Instructions to follow:
Look through the lines below; wherever the word "projects" appears, copy that line.

BEGIN

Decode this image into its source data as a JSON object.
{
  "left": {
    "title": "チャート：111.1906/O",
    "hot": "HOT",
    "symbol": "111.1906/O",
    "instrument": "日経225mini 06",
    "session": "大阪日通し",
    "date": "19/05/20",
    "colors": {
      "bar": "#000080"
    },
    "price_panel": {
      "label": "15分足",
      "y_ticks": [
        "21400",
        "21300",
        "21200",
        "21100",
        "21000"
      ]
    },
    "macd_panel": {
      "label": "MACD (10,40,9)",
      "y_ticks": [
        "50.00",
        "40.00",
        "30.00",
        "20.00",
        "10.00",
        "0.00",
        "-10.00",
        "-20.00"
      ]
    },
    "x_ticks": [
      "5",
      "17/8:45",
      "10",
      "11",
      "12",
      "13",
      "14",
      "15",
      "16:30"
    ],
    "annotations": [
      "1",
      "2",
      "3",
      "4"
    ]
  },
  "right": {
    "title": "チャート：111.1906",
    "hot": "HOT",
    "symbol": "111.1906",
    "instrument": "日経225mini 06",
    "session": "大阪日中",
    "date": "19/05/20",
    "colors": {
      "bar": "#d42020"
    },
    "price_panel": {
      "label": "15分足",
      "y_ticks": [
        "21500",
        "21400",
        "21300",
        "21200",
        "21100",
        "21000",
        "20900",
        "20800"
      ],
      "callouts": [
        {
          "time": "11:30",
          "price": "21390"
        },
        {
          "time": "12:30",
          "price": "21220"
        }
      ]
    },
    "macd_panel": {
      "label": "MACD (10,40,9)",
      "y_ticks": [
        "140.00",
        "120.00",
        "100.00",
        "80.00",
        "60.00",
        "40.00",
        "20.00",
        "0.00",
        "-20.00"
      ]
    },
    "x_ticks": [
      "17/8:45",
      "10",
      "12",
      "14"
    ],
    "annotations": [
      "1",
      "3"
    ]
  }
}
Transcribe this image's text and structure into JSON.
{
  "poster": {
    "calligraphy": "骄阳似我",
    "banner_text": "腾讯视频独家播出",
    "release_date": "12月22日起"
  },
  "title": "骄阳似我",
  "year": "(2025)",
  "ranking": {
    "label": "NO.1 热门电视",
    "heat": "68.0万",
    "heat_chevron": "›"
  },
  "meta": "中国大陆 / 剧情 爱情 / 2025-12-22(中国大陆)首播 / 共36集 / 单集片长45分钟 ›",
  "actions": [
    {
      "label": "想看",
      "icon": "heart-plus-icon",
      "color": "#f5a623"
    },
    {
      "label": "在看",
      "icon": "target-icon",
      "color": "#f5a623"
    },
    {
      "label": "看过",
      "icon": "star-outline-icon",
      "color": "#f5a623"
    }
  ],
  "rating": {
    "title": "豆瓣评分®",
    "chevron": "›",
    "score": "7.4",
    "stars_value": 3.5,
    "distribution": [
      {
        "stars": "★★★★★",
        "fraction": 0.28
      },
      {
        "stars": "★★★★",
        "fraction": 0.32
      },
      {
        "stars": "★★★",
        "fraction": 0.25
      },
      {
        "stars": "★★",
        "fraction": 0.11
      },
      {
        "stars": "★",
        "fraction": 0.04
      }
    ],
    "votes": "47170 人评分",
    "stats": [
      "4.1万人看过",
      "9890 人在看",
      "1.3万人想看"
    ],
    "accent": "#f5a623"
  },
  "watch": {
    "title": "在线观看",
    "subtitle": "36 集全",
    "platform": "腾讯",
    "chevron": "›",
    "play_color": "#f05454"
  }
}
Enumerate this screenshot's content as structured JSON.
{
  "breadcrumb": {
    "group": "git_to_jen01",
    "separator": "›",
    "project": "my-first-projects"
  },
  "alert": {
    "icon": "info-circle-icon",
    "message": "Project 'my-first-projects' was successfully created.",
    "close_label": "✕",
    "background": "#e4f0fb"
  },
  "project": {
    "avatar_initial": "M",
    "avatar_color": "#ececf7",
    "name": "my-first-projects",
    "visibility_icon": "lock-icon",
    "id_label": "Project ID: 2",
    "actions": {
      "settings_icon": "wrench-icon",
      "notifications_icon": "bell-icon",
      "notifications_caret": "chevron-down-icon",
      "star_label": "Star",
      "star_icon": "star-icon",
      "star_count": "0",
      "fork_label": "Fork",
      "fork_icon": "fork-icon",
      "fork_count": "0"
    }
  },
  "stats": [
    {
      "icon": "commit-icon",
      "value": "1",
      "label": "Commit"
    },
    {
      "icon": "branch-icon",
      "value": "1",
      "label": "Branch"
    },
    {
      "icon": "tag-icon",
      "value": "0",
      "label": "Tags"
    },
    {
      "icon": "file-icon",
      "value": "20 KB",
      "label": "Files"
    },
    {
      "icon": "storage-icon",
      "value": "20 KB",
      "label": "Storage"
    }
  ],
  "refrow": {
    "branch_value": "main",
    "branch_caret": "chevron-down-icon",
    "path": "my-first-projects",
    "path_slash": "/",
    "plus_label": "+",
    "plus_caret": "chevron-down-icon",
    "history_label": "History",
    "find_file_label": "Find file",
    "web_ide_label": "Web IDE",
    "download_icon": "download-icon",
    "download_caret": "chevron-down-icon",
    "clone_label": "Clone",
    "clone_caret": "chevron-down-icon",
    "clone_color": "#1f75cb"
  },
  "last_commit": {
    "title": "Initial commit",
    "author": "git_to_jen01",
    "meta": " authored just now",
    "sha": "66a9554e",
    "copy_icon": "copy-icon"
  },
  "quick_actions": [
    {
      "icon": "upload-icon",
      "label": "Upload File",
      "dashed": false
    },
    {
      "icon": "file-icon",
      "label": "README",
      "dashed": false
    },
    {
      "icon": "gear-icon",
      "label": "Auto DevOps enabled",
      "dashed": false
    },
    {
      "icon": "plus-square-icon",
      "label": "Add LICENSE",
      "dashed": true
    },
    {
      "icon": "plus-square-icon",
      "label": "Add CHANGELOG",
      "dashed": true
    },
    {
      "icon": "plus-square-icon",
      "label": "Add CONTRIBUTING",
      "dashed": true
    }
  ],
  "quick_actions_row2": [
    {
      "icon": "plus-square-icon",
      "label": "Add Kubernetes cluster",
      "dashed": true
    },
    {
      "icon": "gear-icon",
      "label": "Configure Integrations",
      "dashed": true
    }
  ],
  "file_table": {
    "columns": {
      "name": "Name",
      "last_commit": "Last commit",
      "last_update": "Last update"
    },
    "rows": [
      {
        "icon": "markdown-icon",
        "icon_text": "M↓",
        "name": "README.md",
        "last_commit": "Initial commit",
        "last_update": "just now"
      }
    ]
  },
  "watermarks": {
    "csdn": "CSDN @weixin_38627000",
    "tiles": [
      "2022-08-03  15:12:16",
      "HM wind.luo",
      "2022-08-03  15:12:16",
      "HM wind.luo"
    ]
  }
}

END

Response for this exercise:
    "project": "my-first-projects"
    "message": "Project 'my-first-projects' was successfully created.",
    "name": "my-first-projects",
    "path": "my-first-projects",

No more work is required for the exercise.